January 30, 2017
News /
Posted by NCID

On January 27th, Christina Ammon, a PhD Candidate in Economics at the University of Warwick, presented a paper titled: “Trade Credit and Borrower Outside Option- Evidence from Colonial Taiwan.” Her research tries to determine how permanent changes in a crop’s payoff affects the credit supplied by mills in the sugar industry in colonial Taiwan using novel data focusing on the period from 1929 to 1939.

During this period, Taiwan was a Japanese colony. The vast majority of credit to farmers was supplied by mills, which implied a relatively lower default rate as loans were linked to the exchange of goods. This was reinforced as each farmer could only legally sell to one mill. Even then, a mill could always be repaid with sugarcane. Therefore, the only possible way for farmers to default was to change their crops. In other words, this system was only sustainable if farmers valued their business relationships more than any outside option, which in this case was rice. The latter had recently become a cash-crop and its returns grew as Japan instated price floors in 1931 by purchasing excess production. This policy came in response to riots led by rice farmers in mainland Japan due to the plummeting prices.

In order to estimate the spill-over effects of this policy on credit, Christina Ammon takes advantage of the fact that rice can only grow under certain conditions and mills were allocated exclusively to one command area. Hence, treatment would vary across command areas depending on their suitability to properly grow rice.

She concludes that a one standard deviation increase in suitability results in a 18% decrease in loans in the sugarcane market.

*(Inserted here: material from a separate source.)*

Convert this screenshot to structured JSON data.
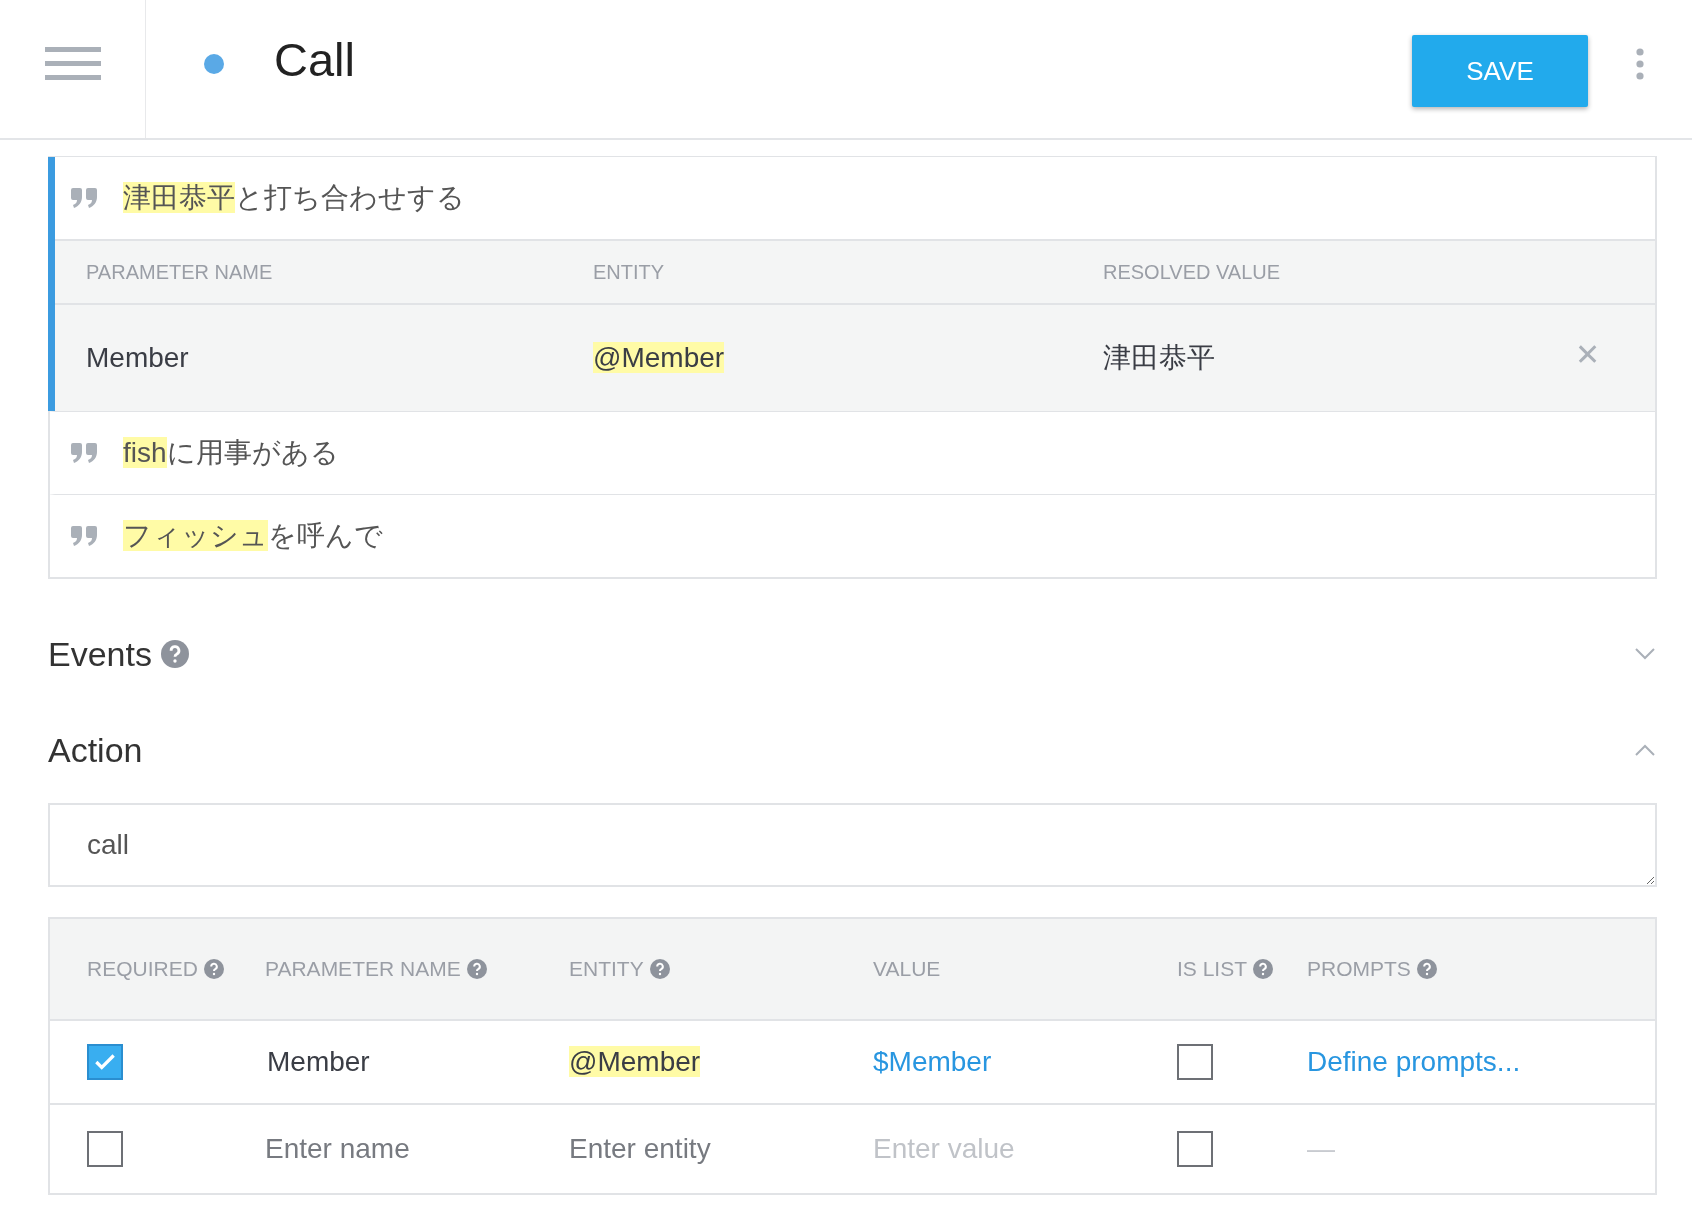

The paper provides evidence towards the fact that this decrease is supply-driven. That is, since farmers located in areas appropriate for rice crops had higher incentives to default, mills reduced their credit offer, resulting in an increased number of farmers switching from sugarcane to rice production. This in turn, implied lower profitability in the rice sector. Finally, she provides evidence of a shift from informal to formal contracting in areas with higher exposure to a change in rice prices.